(Items from an interface collection)
---------------

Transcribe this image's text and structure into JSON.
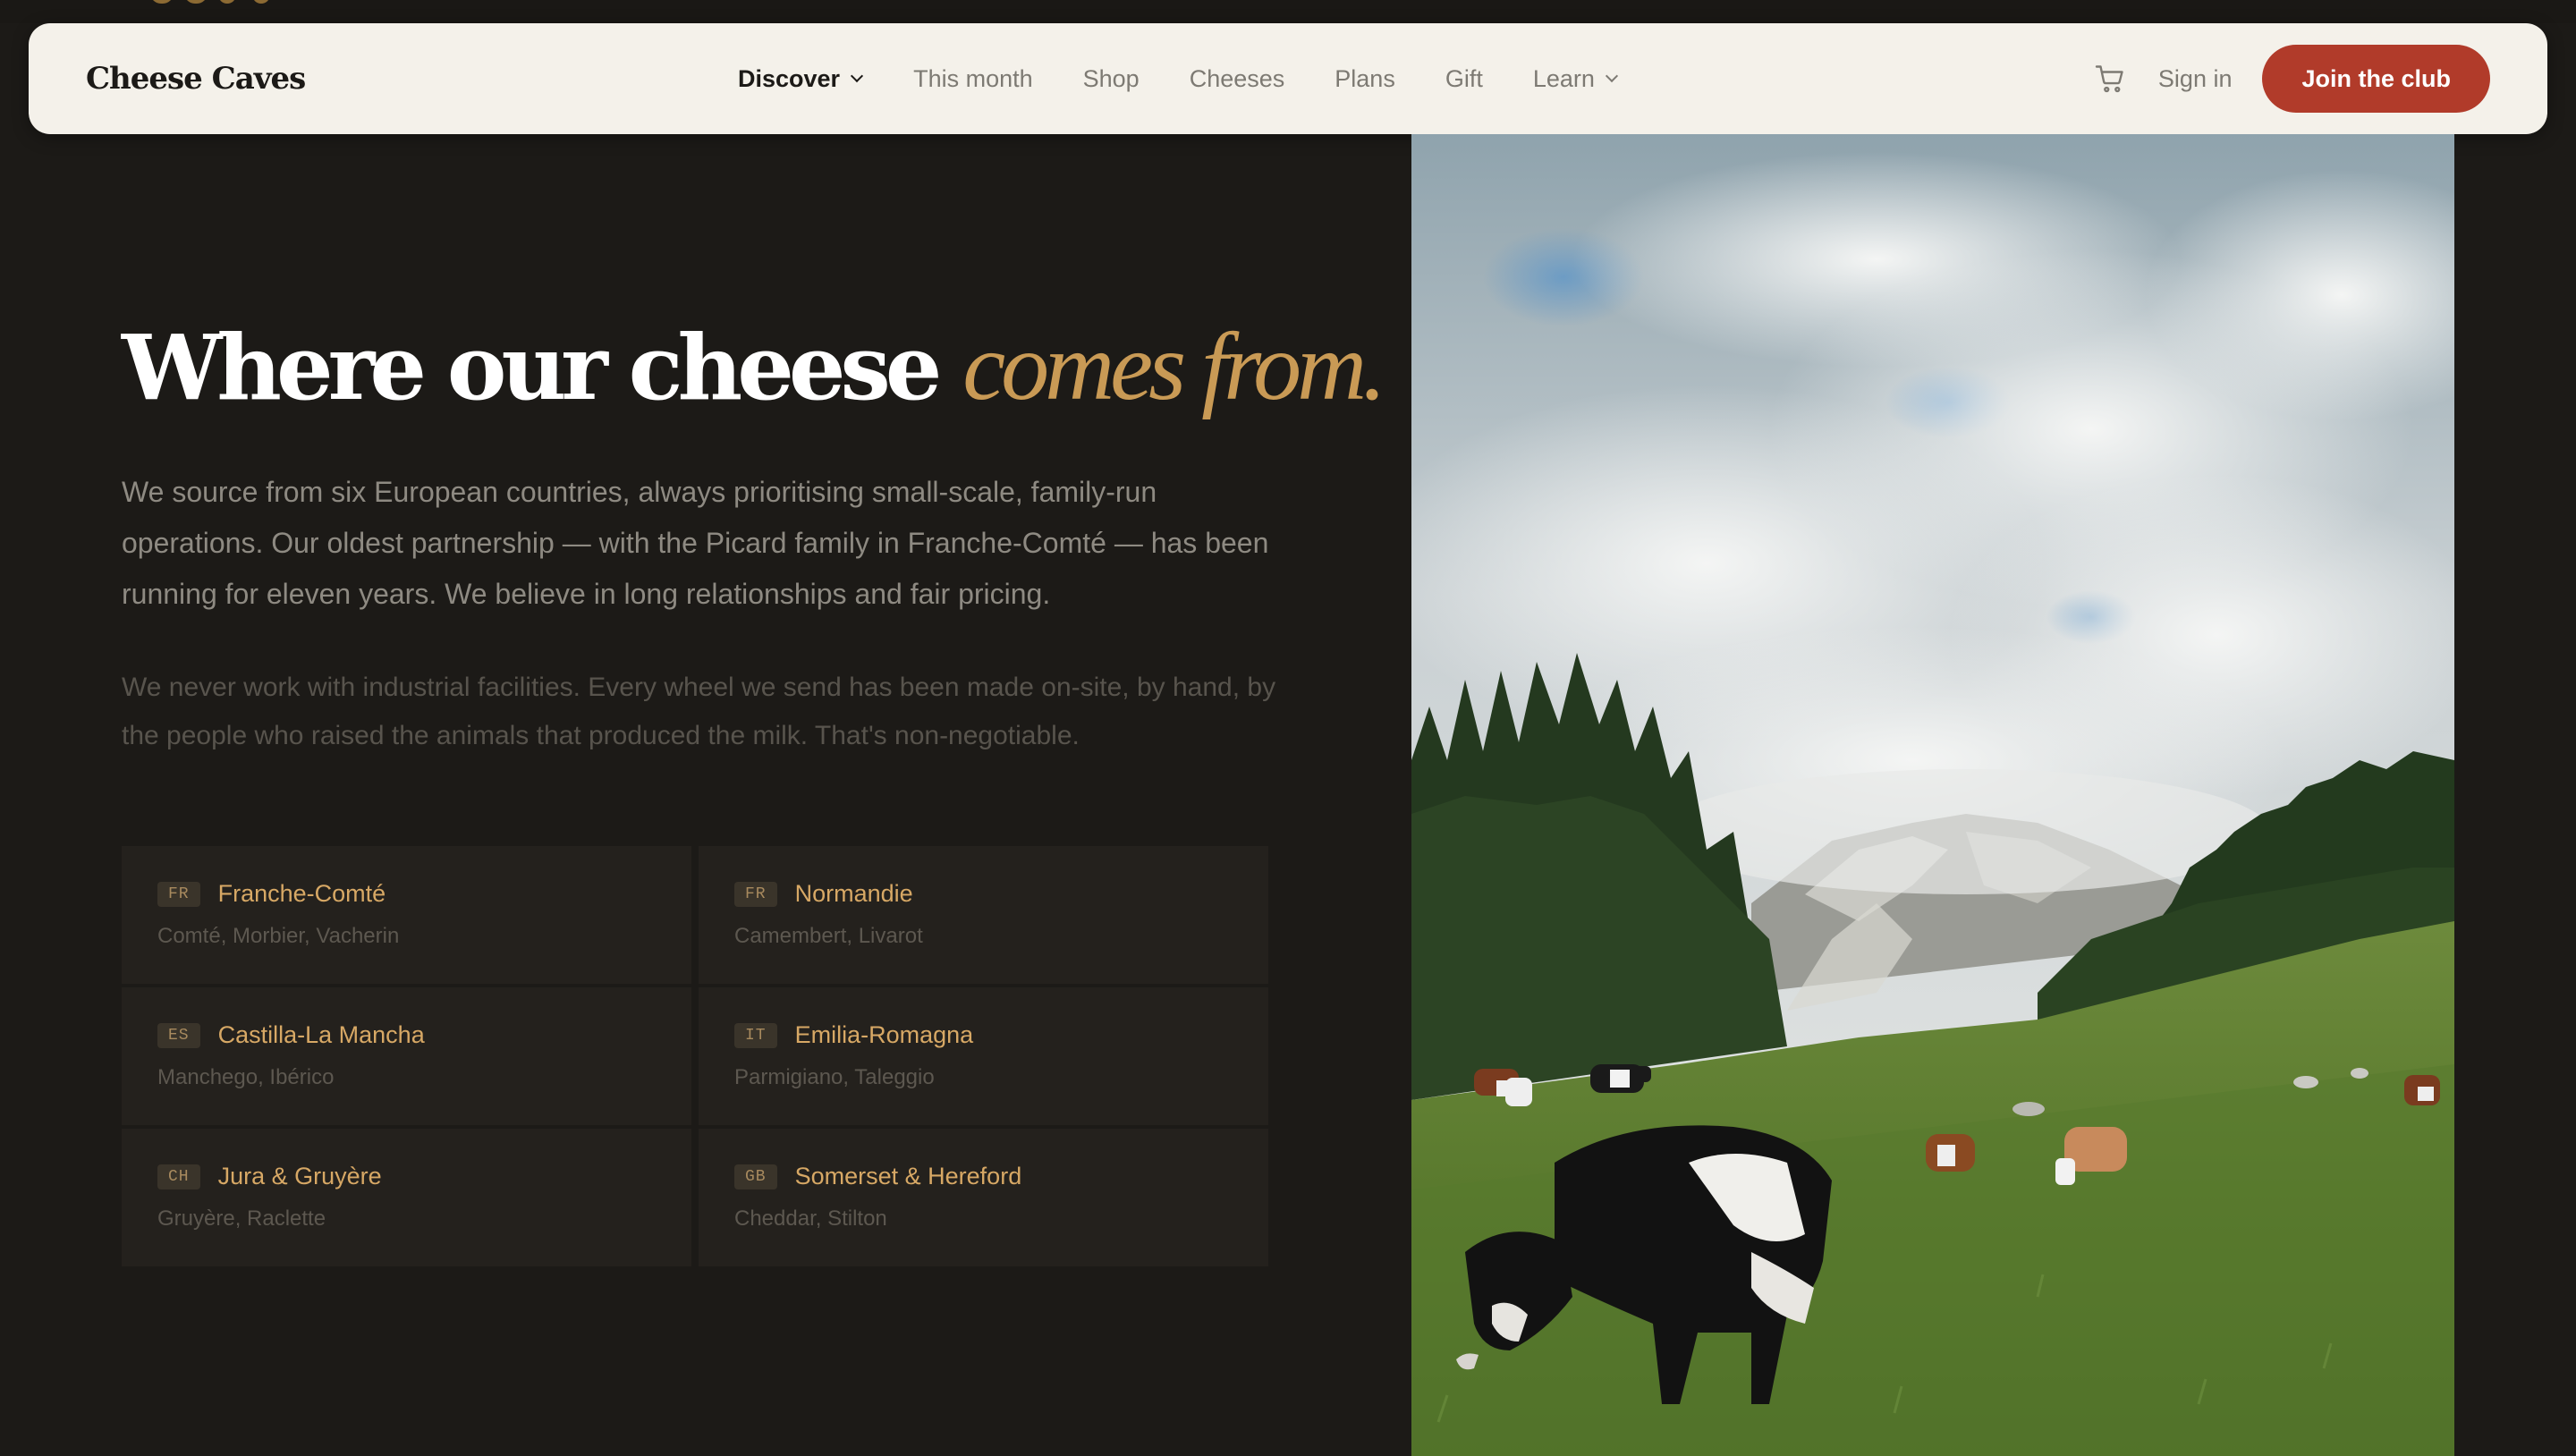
{
  "brand": {
    "name": "Cheese Caves",
    "accent": "#c99a55",
    "cta_color": "#b13b2a",
    "background": "#1c1a17"
  },
  "nav": {
    "items": [
      {
        "label": "Discover",
        "active": true,
        "dropdown": true
      },
      {
        "label": "This month",
        "active": false,
        "dropdown": false
      },
      {
        "label": "Shop",
        "active": false,
        "dropdown": false
      },
      {
        "label": "Cheeses",
        "active": false,
        "dropdown": false
      },
      {
        "label": "Plans",
        "active": false,
        "dropdown": false
      },
      {
        "label": "Gift",
        "active": false,
        "dropdown": false
      },
      {
        "label": "Learn",
        "active": false,
        "dropdown": true
      }
    ],
    "cart_icon": "cart-icon",
    "signin_label": "Sign in",
    "cta_label": "Join the club"
  },
  "hero": {
    "headline_main": "Where our cheese ",
    "headline_accent": "comes from.",
    "lede": "We source from six European countries, always prioritising small-scale, family-run operations. Our oldest partnership — with the Picard family in Franche-Comté — has been running for eleven years. We believe in long relationships and fair pricing.",
    "note": "We never work with industrial facilities. Every wheel we send has been made on-site, by hand, by the people who raised the animals that produced the milk. That's non-negotiable."
  },
  "regions": [
    {
      "code": "FR",
      "name": "Franche-Comté",
      "cheeses": "Comté, Morbier, Vacherin"
    },
    {
      "code": "FR",
      "name": "Normandie",
      "cheeses": "Camembert, Livarot"
    },
    {
      "code": "ES",
      "name": "Castilla-La Mancha",
      "cheeses": "Manchego, Ibérico"
    },
    {
      "code": "IT",
      "name": "Emilia-Romagna",
      "cheeses": "Parmigiano, Taleggio"
    },
    {
      "code": "CH",
      "name": "Jura & Gruyère",
      "cheeses": "Gruyère, Raclette"
    },
    {
      "code": "GB",
      "name": "Somerset & Hereford",
      "cheeses": "Cheddar, Stilton"
    }
  ],
  "photo": {
    "subject": "cows grazing on alpine meadow with mountains and clouds"
  }
}
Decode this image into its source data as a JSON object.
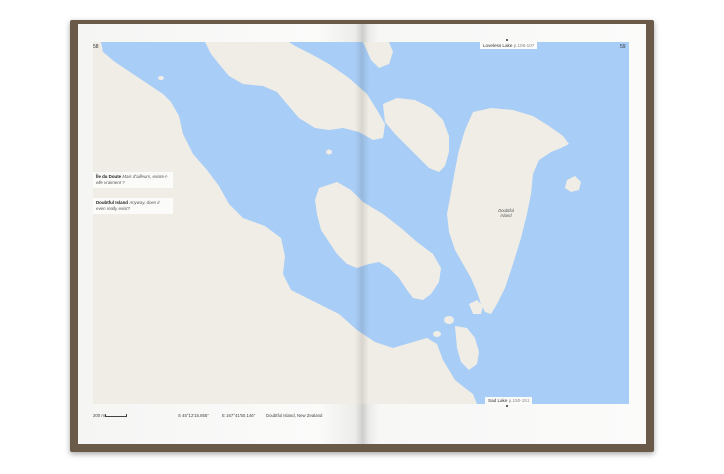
{
  "book": {
    "page_left_number": "58",
    "page_right_number": "59"
  },
  "labels": {
    "ile_du_doute": {
      "name": "Île du Doute",
      "text": "Mais d'ailleurs, existe-t-elle vraiment ?"
    },
    "doubtful_island": {
      "name": "Doubtful Island",
      "text": "Anyway, does it even really exist?"
    }
  },
  "navigation": {
    "top": {
      "name": "Loveless Lake",
      "ref": "p.106-107"
    },
    "bottom": {
      "name": "Sad Lake",
      "ref": "p.150-151"
    }
  },
  "map": {
    "island_label": "Doubtful\nIsland",
    "water_color": "#a8cdf6",
    "land_color": "#f0ede6"
  },
  "footer": {
    "scale": "200 m",
    "lat": "S 45°12'15.855\"",
    "lon": "E 167°41'50.146\"",
    "place": "Doubtful Island, New Zealand"
  }
}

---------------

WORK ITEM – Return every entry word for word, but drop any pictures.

RESPONSE –
Transcribe this image's text and structure into JSON.
{
  "brand": {
    "name": "Cheese Caves",
    "accent": "#c99a55",
    "cta_color": "#b13b2a",
    "background": "#1c1a17"
  },
  "nav": {
    "items": [
      {
        "label": "Discover",
        "active": true,
        "dropdown": true
      },
      {
        "label": "This month",
        "active": false,
        "dropdown": false
      },
      {
        "label": "Shop",
        "active": false,
        "dropdown": false
      },
      {
        "label": "Cheeses",
        "active": false,
        "dropdown": false
      },
      {
        "label": "Plans",
        "active": false,
        "dropdown": false
      },
      {
        "label": "Gift",
        "active": false,
        "dropdown": false
      },
      {
        "label": "Learn",
        "active": false,
        "dropdown": true
      }
    ],
    "cart_icon": "cart-icon",
    "signin_label": "Sign in",
    "cta_label": "Join the club"
  },
  "hero": {
    "headline_main": "Where our cheese ",
    "headline_accent": "comes from.",
    "lede": "We source from six European countries, always prioritising small-scale, family-run operations. Our oldest partnership — with the Picard family in Franche-Comté — has been running for eleven years. We believe in long relationships and fair pricing.",
    "note": "We never work with industrial facilities. Every wheel we send has been made on-site, by hand, by the people who raised the animals that produced the milk. That's non-negotiable."
  },
  "regions": [
    {
      "code": "FR",
      "name": "Franche-Comté",
      "cheeses": "Comté, Morbier, Vacherin"
    },
    {
      "code": "FR",
      "name": "Normandie",
      "cheeses": "Camembert, Livarot"
    },
    {
      "code": "ES",
      "name": "Castilla-La Mancha",
      "cheeses": "Manchego, Ibérico"
    },
    {
      "code": "IT",
      "name": "Emilia-Romagna",
      "cheeses": "Parmigiano, Taleggio"
    },
    {
      "code": "CH",
      "name": "Jura & Gruyère",
      "cheeses": "Gruyère, Raclette"
    },
    {
      "code": "GB",
      "name": "Somerset & Hereford",
      "cheeses": "Cheddar, Stilton"
    }
  ],
  "photo": {
    "subject": "cows grazing on alpine meadow with mountains and clouds"
  }
}
Decode this image into its source data as a JSON object.
{
  "book": {
    "page_left_number": "58",
    "page_right_number": "59"
  },
  "labels": {
    "ile_du_doute": {
      "name": "Île du Doute",
      "text": "Mais d'ailleurs, existe-t-elle vraiment ?"
    },
    "doubtful_island": {
      "name": "Doubtful Island",
      "text": "Anyway, does it even really exist?"
    }
  },
  "navigation": {
    "top": {
      "name": "Loveless Lake",
      "ref": "p.106-107"
    },
    "bottom": {
      "name": "Sad Lake",
      "ref": "p.150-151"
    }
  },
  "map": {
    "island_label": "Doubtful\nIsland",
    "water_color": "#a8cdf6",
    "land_color": "#f0ede6"
  },
  "footer": {
    "scale": "200 m",
    "lat": "S 45°12'15.855\"",
    "lon": "E 167°41'50.146\"",
    "place": "Doubtful Island, New Zealand"
  }
}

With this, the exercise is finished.